Geospatial data is critical in transportation, urban planning, and logistics industries, as it provides context for decision-making that traditional data analysis can't.

Geospatial Data Definition

The location component is essential to geospatial data definition. It means that the data doesn't just exist in a vacuum. It naturally points to a real place (or set of places) somewhere on Earth. This makes geospatial data behave slightly differently than other types of data, but it also makes it easier to visualize and conceptualize. 

Adding other attributes to geospatial data provides even more context and opens up more avenues for analysis. For example, adding a time component allows for monitoring dynamic objects and events, such as how close a delivery truck is to reaching its drop-off destination or if/when a severe storm over the ocean is likely to make landfall. Possibilities like these are also part of what makes geospatial data unique. 

Examples of geospatial data include weather maps, real estate listings, contacts list, traffic and accident data, and other points of interest. This information has a geographic component that can tie it to an address or relative location. 

Importance of Geospatial Data for Decision-Making

So why is geospatial data important? It adds spatial context to information. Connecting data to specific places and times in the physical world makes it easier to conceptualize. Patterns such as shopping habits, migrations, severe weather, and road traffic are much more apparent if they're mapped to a representation of what the world looks like, as opposed to just being numbers in a table.

The ability to recognize more of these patterns faster is what is giving organizations that use geospatial data a competitive advantage. Here are the Top 5 Uses of Geospatial Data:

  • Mapping: Geospatial data is used to create maps that provide visual insights into the data.
  • Site Selection: Geospatial data is used to identify the best locations for new businesses or facilities.
  • Urban Planning: Geospatial data is used to plan and manage cities and towns.
  • Network Planning: Geospatial data is used to plan and optimize transportation networks.
  • Investment Research: Geospatial data is used to identify investment opportunities and trends in real estate, retail, and other industries. 

Benefits of Geospatial Data Analytics

Geospatial big data analytics makes trends regarding space and time more visually apparent than they would be in a massive raw data set. This, in turn, offers many advantages over analyzing datasets without this type of context. To illustrate, here are four benefits of using geospatial data in analytics:

  1. Identifying spatial patterns and trends: Some relationships and connections cannot be understood without factoring in "where" (or "when") they are occurring.
  2. Segmentation: When location is added as an analysis component, you can begin to segment and filter based on geography, making your entire analysis more detailed.
  3. Accurate predictions lead to better decision-making: When you study a phenomenon over time in a particular location, you understand better why it happens and where and when it does. This helps you better predict what will happen and when and where it will happen.

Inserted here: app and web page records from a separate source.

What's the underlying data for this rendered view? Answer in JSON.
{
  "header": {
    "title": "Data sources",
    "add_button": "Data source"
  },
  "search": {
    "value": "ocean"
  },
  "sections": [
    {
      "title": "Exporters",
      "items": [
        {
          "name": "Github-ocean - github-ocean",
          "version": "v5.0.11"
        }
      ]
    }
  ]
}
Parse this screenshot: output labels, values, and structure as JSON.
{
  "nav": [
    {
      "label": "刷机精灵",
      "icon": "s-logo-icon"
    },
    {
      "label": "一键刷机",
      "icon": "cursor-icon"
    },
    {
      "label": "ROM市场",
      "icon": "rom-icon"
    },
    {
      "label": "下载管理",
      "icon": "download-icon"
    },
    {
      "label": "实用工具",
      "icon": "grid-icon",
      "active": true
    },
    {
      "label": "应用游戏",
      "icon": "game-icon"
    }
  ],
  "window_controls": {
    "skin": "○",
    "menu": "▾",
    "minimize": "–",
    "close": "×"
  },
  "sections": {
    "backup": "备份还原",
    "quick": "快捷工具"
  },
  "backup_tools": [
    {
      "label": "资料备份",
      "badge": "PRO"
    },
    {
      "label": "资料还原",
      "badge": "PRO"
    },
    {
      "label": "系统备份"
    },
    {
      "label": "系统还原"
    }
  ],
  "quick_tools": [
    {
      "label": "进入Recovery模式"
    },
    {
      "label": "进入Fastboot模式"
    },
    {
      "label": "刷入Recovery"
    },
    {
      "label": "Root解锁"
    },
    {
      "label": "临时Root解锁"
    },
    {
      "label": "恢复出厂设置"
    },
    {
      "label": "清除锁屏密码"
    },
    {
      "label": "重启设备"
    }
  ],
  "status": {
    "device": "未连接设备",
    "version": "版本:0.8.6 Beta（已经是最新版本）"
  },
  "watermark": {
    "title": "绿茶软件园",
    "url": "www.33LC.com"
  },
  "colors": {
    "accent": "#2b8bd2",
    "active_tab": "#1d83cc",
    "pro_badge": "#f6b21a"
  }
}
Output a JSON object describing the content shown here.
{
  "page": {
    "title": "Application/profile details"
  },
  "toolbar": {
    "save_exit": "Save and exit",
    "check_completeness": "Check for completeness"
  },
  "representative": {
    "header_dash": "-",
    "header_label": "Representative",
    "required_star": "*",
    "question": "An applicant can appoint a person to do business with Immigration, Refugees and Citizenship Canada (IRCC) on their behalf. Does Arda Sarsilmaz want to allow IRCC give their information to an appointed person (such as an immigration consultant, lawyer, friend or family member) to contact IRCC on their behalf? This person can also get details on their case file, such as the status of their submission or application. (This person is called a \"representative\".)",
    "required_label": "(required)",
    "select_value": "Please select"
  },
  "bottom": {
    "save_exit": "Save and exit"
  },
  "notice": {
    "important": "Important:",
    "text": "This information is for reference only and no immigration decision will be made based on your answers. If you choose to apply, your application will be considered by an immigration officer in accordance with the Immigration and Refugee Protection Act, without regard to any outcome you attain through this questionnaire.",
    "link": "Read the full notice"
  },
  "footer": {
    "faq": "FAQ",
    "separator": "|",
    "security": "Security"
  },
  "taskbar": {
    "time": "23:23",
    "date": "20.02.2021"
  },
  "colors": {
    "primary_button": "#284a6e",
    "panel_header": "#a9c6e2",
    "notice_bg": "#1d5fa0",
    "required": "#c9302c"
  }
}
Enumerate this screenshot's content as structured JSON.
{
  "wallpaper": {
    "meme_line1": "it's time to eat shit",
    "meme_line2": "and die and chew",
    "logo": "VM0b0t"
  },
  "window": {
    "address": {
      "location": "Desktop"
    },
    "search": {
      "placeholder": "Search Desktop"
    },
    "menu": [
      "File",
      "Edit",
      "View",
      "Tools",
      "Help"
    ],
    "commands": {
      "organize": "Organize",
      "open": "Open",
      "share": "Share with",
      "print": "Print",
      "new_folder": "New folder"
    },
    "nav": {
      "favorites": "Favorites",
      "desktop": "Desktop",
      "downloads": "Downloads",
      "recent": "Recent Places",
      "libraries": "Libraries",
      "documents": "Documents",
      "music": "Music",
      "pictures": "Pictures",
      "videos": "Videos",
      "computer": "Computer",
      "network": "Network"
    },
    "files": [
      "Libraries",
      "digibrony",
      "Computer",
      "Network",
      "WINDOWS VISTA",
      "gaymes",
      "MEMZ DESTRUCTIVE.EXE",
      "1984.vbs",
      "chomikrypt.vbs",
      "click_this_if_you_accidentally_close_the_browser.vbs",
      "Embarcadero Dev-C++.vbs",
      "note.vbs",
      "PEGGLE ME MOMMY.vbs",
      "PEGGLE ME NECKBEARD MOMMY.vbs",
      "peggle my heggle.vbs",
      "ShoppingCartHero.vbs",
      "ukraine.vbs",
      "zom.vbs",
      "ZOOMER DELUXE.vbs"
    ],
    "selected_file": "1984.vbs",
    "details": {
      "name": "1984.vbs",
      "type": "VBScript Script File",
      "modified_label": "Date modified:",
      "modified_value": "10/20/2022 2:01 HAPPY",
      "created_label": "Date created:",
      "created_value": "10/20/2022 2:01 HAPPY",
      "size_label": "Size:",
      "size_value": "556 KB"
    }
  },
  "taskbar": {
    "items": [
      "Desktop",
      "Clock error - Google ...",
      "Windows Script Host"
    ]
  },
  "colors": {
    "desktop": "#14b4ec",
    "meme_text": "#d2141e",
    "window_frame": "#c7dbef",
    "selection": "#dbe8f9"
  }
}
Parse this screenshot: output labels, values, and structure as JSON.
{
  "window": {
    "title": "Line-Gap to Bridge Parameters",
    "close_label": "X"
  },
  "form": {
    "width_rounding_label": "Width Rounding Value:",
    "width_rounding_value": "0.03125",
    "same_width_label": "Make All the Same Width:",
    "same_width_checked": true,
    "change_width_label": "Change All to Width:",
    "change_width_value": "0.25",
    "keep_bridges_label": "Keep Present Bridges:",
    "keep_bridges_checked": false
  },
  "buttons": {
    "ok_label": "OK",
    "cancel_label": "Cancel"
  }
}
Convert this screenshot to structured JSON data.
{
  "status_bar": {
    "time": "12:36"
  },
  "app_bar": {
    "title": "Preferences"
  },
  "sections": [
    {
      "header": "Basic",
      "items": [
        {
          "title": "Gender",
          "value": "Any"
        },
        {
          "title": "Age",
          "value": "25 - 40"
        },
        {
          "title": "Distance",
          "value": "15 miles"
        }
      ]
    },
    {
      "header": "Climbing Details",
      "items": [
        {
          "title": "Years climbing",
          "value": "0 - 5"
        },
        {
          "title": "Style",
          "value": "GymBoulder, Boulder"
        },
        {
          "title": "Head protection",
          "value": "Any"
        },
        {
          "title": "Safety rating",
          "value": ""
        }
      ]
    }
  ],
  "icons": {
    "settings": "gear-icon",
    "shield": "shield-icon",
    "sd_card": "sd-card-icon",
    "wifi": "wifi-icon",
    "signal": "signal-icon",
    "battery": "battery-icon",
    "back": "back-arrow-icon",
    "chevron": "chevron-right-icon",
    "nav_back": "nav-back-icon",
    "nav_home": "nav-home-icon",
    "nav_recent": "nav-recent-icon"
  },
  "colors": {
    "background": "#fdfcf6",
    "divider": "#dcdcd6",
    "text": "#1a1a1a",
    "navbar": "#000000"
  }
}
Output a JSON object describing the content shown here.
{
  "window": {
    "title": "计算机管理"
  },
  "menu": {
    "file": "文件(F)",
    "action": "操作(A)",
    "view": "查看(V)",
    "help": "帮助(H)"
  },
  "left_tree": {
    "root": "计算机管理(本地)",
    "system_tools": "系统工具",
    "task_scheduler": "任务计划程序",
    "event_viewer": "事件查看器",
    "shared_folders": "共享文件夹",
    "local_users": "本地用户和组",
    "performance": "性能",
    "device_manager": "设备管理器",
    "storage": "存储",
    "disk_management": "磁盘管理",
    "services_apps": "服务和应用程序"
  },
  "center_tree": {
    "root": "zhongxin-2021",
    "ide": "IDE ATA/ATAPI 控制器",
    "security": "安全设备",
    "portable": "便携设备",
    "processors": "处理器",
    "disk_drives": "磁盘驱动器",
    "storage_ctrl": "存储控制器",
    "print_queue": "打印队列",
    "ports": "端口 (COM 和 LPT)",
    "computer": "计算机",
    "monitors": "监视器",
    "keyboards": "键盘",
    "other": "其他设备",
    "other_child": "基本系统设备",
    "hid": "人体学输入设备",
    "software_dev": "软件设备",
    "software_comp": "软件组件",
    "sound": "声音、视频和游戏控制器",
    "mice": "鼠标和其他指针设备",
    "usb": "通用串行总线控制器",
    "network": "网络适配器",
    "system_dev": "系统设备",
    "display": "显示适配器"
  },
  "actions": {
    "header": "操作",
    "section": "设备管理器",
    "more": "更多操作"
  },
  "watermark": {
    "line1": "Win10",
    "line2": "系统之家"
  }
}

Then, you can plan out how you might react to (or even influence) these events.
  4. Real-time tracking and monitoring: Geospatial data can be updated in real-time, allowing more accurate tracking and monitoring of events and objects. For example, tracking the location and movement of a fleet of delivery trucks can help optimize routes and improve delivery times. 

Geospatial data is an essential tool for decision-making in many industries. Its ability to provide spatial and temporal context to data makes it easier to identify patterns and make predictions.  

CrateDB is an open-source, high-speed, multi-model database that is ideal for being used as a geospatial database.

With CrateDB's geospatial functions, it is easy to address different use cases. For instance, you can find the number of records within a particular area using the “within” function, locate the closest record with the distance function, and determine whether two areas overlap using the “within” and “intersects” functions. CrateDB supports versatile geospatial data types, including Array format and WKT format for geopoint data and GeoJSON format and WKT Formats for more complex geospatial shapes.